▶ [What you have to do] Your answer must be an exact copy of the data below.

Data records
_ _ _ _ _
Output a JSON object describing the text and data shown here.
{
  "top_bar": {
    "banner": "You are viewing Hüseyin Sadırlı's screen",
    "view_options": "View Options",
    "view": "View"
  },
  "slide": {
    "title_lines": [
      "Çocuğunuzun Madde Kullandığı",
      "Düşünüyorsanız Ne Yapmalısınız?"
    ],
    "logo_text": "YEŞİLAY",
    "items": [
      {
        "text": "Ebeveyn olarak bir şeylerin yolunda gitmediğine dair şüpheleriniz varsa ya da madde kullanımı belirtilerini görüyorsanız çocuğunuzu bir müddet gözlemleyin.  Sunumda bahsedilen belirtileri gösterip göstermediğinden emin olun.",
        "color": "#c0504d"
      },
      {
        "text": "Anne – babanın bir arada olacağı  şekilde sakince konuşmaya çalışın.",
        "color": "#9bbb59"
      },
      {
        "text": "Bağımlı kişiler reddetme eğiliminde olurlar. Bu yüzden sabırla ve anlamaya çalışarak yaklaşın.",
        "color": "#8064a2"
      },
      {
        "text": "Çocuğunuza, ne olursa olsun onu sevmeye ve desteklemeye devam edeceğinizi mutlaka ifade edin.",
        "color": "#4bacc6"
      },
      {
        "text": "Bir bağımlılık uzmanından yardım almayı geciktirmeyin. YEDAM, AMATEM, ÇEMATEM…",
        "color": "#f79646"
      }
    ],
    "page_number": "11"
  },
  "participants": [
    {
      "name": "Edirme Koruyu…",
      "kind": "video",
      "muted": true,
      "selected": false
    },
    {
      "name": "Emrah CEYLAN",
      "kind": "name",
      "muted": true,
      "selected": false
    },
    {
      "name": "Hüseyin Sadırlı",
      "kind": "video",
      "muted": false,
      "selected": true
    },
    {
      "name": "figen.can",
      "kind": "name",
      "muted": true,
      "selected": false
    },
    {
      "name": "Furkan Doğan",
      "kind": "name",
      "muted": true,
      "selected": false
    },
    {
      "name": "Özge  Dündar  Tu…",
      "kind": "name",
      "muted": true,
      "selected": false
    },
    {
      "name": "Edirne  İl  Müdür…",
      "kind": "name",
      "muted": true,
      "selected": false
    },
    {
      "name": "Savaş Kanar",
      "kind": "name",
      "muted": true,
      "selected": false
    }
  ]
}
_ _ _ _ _
▶ [Problem solution]
Output a JSON object describing the text and data shown here.
{
  "top_bar": {
    "banner": "You are viewing Hüseyin Sadırlı's screen",
    "view_options": "View Options",
    "view": "View"
  },
  "slide": {
    "title_lines": [
      "Çocuğunuzun Madde Kullandığı",
      "Düşünüyorsanız Ne Yapmalısınız?"
    ],
    "logo_text": "YEŞİLAY",
    "items": [
      {
        "text": "Ebeveyn olarak bir şeylerin yolunda gitmediğine dair şüpheleriniz varsa ya da madde kullanımı belirtilerini görüyorsanız çocuğunuzu bir müddet gözlemleyin.  Sunumda bahsedilen belirtileri gösterip göstermediğinden emin olun.",
        "color": "#c0504d"
      },
      {
        "text": "Anne – babanın bir arada olacağı  şekilde sakince konuşmaya çalışın.",
        "color": "#9bbb59"
      },
      {
        "text": "Bağımlı kişiler reddetme eğiliminde olurlar. Bu yüzden sabırla ve anlamaya çalışarak yaklaşın.",
        "color": "#8064a2"
      },
      {
        "text": "Çocuğunuza, ne olursa olsun onu sevmeye ve desteklemeye devam edeceğinizi mutlaka ifade edin.",
        "color": "#4bacc6"
      },
      {
        "text": "Bir bağımlılık uzmanından yardım almayı geciktirmeyin. YEDAM, AMATEM, ÇEMATEM…",
        "color": "#f79646"
      }
    ],
    "page_number": "11"
  },
  "participants": [
    {
      "name": "Edirme Koruyu…",
      "kind": "video",
      "muted": true,
      "selected": false
    },
    {
      "name": "Emrah CEYLAN",
      "kind": "name",
      "muted": true,
      "selected": false
    },
    {
      "name": "Hüseyin Sadırlı",
      "kind": "video",
      "muted": false,
      "selected": true
    },
    {
      "name": "figen.can",
      "kind": "name",
      "muted": true,
      "selected": false
    },
    {
      "name": "Furkan Doğan",
      "kind": "name",
      "muted": true,
      "selected": false
    },
    {
      "name": "Özge  Dündar  Tu…",
      "kind": "name",
      "muted": true,
      "selected": false
    },
    {
      "name": "Edirne  İl  Müdür…",
      "kind": "name",
      "muted": true,
      "selected": false
    },
    {
      "name": "Savaş Kanar",
      "kind": "name",
      "muted": true,
      "selected": false
    }
  ]
}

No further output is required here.